- I ran a freebooksy promo (like bookbub but tons cheaper) the day before my bookbub. Amazing, amazing response. I gave away almost 700 books that day, but made my money back around 10AM with sales of other books and page reads. If you’re wondering how I can tell when I made my money back, check out Bookreport (www.getbookreport.com). It’s a fantastic tool for authors who publish through KDP. It syncs with KDP reports and translates that into sales. They’re usually spot on when it comes to reporting and predicting what my kindle paycheck is going to look like in 60 days. It’s also how I got that nifty chart up there.
- I ran a FussyLibrarian free ebook promo. It was only $7 and I figured why the hell not?

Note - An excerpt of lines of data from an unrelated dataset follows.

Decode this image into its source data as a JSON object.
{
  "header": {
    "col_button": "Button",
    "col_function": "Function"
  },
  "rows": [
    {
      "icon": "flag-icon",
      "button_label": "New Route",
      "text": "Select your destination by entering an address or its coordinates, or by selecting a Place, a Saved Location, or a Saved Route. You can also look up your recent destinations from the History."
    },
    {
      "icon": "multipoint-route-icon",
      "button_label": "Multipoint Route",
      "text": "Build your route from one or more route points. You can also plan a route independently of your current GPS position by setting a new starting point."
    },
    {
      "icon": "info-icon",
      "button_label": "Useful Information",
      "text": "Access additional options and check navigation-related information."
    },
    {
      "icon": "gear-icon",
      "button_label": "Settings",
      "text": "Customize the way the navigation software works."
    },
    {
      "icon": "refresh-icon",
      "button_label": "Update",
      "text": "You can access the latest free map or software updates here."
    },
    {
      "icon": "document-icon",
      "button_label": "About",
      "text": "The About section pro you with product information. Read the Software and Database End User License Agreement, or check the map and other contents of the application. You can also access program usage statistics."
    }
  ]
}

- The next day, my Bookbub ran. And… you guys, I almost passed out. During the entire promotion, I gave away 13K copies of Brunch at Ruby’s. HOWEVER, I sold over 300 copies of my other books and got paid for 142,168 pages read. That was as of Aug 22nd, actually. I’m going to update with my August numbers at the end of the month.
Again, I am sharing to be helpful. If you’re doing better than I am, I truly am happy for you! Some are struggling to get to where I am, so if they can improve and surpass me, more kudos to them!
The tail (lingering effects) on these promotions has been great. I wake up to sales everyday, page reads every day. I average about $50 a day in revenue and more than made back what I spent on the above promo tactics. And really, I have just scratched the surface. I haven’t really talked about sales rank, because I don’t care about it but obviously if you can hit Top 100, you’re doing great. It’s too fleeting for me to worry about at the moment. I do okay without being in the top 100.
There are tons of tactics to employ– the greatest of which is to WRITE BOOKS. Your backlist sells your new books, your new books lead readers to your backlist. Make sure your series are linked so readers can easily go from one to the other. Periodically put your first book in a series on sale (or free) so it can act as a magnet to the books that follow- note that often times, $.99 can be a better price than free, because free books sort of drown. 99cents gets you on the map, plus you rank on the paid charts and not the free charts.
Book Report just gave me the high sign that I made some more money, so lemme go check that out! I’ll be back to share more as soon as I learn more. I hope this was helpful and keep in mind I’ve just jumped into this pool too! If you have questions and I don’t know the answer, I’ll find it.
Shout me out on twitter (Author_DLWhite), Facebook (DLWhite) or email (firstname.lastname@example.org).
Book writing/marketing podcasts I enjoy:
The Author Biz (linked above)
The SPA Girls Podcast (really fun bunch of ladies in New Zealand)
Books I’ve read that I think are helpful :
Reader Magnets by Nick Stephenson (this book is currently free)
Marketing for Writers Who Hate Marketing (really, anything by this guy!) by James Scott Bell
Mastering AMS (Amazon Marketing Service) ads by Brian Meeks